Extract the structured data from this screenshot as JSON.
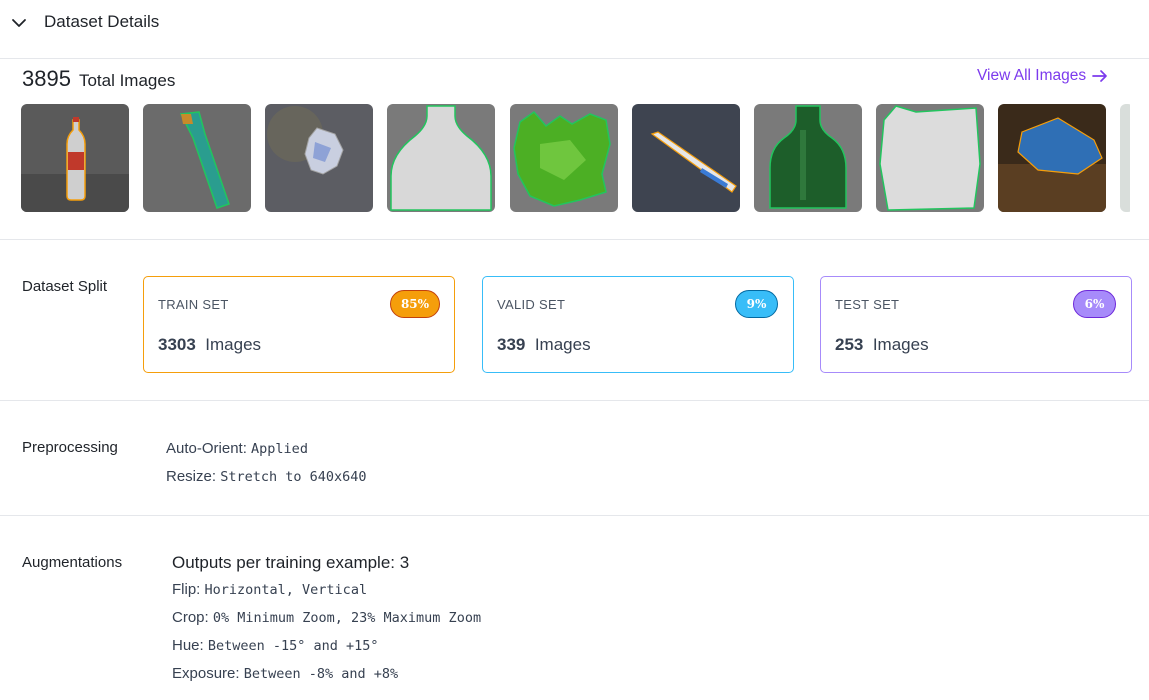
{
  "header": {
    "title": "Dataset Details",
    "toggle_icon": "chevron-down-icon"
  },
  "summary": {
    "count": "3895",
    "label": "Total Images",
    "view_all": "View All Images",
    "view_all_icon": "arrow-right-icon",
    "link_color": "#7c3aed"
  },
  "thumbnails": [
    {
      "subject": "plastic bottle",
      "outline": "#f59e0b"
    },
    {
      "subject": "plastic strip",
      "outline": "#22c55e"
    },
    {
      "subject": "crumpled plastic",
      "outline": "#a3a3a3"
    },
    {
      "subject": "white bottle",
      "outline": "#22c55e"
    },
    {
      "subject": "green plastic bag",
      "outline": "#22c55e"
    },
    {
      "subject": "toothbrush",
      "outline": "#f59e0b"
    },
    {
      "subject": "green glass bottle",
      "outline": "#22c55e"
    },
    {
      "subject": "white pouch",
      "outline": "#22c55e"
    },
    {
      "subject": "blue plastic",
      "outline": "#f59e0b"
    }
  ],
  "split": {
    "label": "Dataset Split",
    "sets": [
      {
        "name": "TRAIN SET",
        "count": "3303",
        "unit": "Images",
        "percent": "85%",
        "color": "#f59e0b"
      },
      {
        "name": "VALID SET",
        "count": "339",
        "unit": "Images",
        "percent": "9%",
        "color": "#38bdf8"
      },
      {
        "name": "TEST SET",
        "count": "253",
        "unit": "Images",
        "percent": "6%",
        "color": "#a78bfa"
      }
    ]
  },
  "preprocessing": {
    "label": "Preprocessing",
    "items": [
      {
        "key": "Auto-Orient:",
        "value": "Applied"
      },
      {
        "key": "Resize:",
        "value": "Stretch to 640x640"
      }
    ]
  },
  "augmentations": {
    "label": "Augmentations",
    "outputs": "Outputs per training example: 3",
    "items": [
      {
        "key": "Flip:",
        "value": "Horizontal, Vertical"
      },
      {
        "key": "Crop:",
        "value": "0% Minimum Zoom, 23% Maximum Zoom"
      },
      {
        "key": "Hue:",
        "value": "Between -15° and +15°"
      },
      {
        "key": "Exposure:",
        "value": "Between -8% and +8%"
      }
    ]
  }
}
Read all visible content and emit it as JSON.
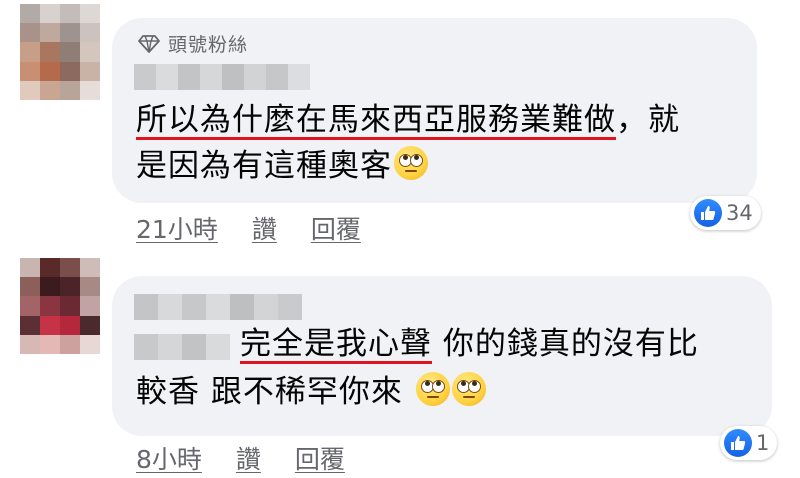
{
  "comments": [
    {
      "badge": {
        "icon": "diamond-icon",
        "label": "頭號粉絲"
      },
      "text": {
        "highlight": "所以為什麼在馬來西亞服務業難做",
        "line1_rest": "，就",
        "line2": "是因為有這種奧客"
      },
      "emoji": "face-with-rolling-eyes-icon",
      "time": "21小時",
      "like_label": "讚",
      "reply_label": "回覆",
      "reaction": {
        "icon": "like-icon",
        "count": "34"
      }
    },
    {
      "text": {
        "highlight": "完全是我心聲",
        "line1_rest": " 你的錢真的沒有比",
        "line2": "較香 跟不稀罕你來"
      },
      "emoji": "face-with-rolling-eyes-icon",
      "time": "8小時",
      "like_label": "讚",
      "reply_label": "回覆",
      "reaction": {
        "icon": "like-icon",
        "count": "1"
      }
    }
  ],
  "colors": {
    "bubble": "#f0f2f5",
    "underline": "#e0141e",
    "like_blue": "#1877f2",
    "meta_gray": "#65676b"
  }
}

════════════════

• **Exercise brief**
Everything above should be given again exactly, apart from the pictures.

• **Result below**
Extract the structured data from this screenshot as JSON.
{
  "header": {
    "title": "Dataset Details",
    "toggle_icon": "chevron-down-icon"
  },
  "summary": {
    "count": "3895",
    "label": "Total Images",
    "view_all": "View All Images",
    "view_all_icon": "arrow-right-icon",
    "link_color": "#7c3aed"
  },
  "thumbnails": [
    {
      "subject": "plastic bottle",
      "outline": "#f59e0b"
    },
    {
      "subject": "plastic strip",
      "outline": "#22c55e"
    },
    {
      "subject": "crumpled plastic",
      "outline": "#a3a3a3"
    },
    {
      "subject": "white bottle",
      "outline": "#22c55e"
    },
    {
      "subject": "green plastic bag",
      "outline": "#22c55e"
    },
    {
      "subject": "toothbrush",
      "outline": "#f59e0b"
    },
    {
      "subject": "green glass bottle",
      "outline": "#22c55e"
    },
    {
      "subject": "white pouch",
      "outline": "#22c55e"
    },
    {
      "subject": "blue plastic",
      "outline": "#f59e0b"
    }
  ],
  "split": {
    "label": "Dataset Split",
    "sets": [
      {
        "name": "TRAIN SET",
        "count": "3303",
        "unit": "Images",
        "percent": "85%",
        "color": "#f59e0b"
      },
      {
        "name": "VALID SET",
        "count": "339",
        "unit": "Images",
        "percent": "9%",
        "color": "#38bdf8"
      },
      {
        "name": "TEST SET",
        "count": "253",
        "unit": "Images",
        "percent": "6%",
        "color": "#a78bfa"
      }
    ]
  },
  "preprocessing": {
    "label": "Preprocessing",
    "items": [
      {
        "key": "Auto-Orient:",
        "value": "Applied"
      },
      {
        "key": "Resize:",
        "value": "Stretch to 640x640"
      }
    ]
  },
  "augmentations": {
    "label": "Augmentations",
    "outputs": "Outputs per training example: 3",
    "items": [
      {
        "key": "Flip:",
        "value": "Horizontal, Vertical"
      },
      {
        "key": "Crop:",
        "value": "0% Minimum Zoom, 23% Maximum Zoom"
      },
      {
        "key": "Hue:",
        "value": "Between -15° and +15°"
      },
      {
        "key": "Exposure:",
        "value": "Between -8% and +8%"
      }
    ]
  }
}
Read all visible content and emit it as JSON.
{
  "comments": [
    {
      "badge": {
        "icon": "diamond-icon",
        "label": "頭號粉絲"
      },
      "text": {
        "highlight": "所以為什麼在馬來西亞服務業難做",
        "line1_rest": "，就",
        "line2": "是因為有這種奧客"
      },
      "emoji": "face-with-rolling-eyes-icon",
      "time": "21小時",
      "like_label": "讚",
      "reply_label": "回覆",
      "reaction": {
        "icon": "like-icon",
        "count": "34"
      }
    },
    {
      "text": {
        "highlight": "完全是我心聲",
        "line1_rest": " 你的錢真的沒有比",
        "line2": "較香 跟不稀罕你來"
      },
      "emoji": "face-with-rolling-eyes-icon",
      "time": "8小時",
      "like_label": "讚",
      "reply_label": "回覆",
      "reaction": {
        "icon": "like-icon",
        "count": "1"
      }
    }
  ],
  "colors": {
    "bubble": "#f0f2f5",
    "underline": "#e0141e",
    "like_blue": "#1877f2",
    "meta_gray": "#65676b"
  }
}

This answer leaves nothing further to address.